§ **WORK TO BE COMPLETED**
Pick out all lines in the listing holding the string "credits" and copy them.

+++++

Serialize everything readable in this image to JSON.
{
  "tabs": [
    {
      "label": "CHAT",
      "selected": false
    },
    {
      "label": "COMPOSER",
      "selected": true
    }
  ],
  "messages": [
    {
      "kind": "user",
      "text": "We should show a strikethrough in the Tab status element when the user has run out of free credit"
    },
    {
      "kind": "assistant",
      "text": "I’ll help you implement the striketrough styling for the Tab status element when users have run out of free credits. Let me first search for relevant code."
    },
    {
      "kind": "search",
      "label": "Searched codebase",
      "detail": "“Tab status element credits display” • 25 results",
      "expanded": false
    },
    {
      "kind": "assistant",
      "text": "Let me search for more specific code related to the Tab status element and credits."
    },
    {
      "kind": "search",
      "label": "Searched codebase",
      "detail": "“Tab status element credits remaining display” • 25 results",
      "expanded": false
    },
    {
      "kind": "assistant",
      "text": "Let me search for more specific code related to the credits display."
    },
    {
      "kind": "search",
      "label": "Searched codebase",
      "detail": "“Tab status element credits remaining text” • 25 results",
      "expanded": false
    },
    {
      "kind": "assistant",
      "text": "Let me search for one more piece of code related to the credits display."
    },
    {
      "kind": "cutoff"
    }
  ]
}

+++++

§ **RESULT FOR THIS TASK**
      "text": "I’ll help you implement the striketrough styling for the Tab status element when users have run out of free credits. Let me first search for relevant code."
      "detail": "“Tab status element credits display” • 25 results",
      "text": "Let me search for more specific code related to the Tab status element and credits."
      "detail": "“Tab status element credits remaining display” • 25 results",
      "text": "Let me search for more specific code related to the credits display."
      "detail": "“Tab status element credits remaining text” • 25 results",
      "text": "Let me search for one more piece of code related to the credits display."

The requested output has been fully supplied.